> Task instructions
Repeat every record below exactly as written.

BEGIN Material for the task

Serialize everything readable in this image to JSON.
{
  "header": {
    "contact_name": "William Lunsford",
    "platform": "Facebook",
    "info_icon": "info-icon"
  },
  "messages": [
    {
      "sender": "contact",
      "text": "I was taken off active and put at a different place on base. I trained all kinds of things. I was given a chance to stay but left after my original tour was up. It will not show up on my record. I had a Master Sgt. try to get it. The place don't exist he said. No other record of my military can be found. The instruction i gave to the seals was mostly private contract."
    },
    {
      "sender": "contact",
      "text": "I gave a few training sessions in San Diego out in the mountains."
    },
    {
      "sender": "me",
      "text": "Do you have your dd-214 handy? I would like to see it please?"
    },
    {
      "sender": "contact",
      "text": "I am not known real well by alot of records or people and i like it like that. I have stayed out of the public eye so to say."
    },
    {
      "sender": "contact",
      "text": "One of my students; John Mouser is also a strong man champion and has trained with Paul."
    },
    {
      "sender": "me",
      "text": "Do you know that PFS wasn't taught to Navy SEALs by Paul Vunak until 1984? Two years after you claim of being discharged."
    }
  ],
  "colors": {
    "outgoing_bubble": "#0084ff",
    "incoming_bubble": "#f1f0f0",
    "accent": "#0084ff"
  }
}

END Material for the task

> Reply to the task
Serialize everything readable in this image to JSON.
{
  "header": {
    "contact_name": "William Lunsford",
    "platform": "Facebook",
    "info_icon": "info-icon"
  },
  "messages": [
    {
      "sender": "contact",
      "text": "I was taken off active and put at a different place on base. I trained all kinds of things. I was given a chance to stay but left after my original tour was up. It will not show up on my record. I had a Master Sgt. try to get it. The place don't exist he said. No other record of my military can be found. The instruction i gave to the seals was mostly private contract."
    },
    {
      "sender": "contact",
      "text": "I gave a few training sessions in San Diego out in the mountains."
    },
    {
      "sender": "me",
      "text": "Do you have your dd-214 handy? I would like to see it please?"
    },
    {
      "sender": "contact",
      "text": "I am not known real well by alot of records or people and i like it like that. I have stayed out of the public eye so to say."
    },
    {
      "sender": "contact",
      "text": "One of my students; John Mouser is also a strong man champion and has trained with Paul."
    },
    {
      "sender": "me",
      "text": "Do you know that PFS wasn't taught to Navy SEALs by Paul Vunak until 1984? Two years after you claim of being discharged."
    }
  ],
  "colors": {
    "outgoing_bubble": "#0084ff",
    "incoming_bubble": "#f1f0f0",
    "accent": "#0084ff"
  }
}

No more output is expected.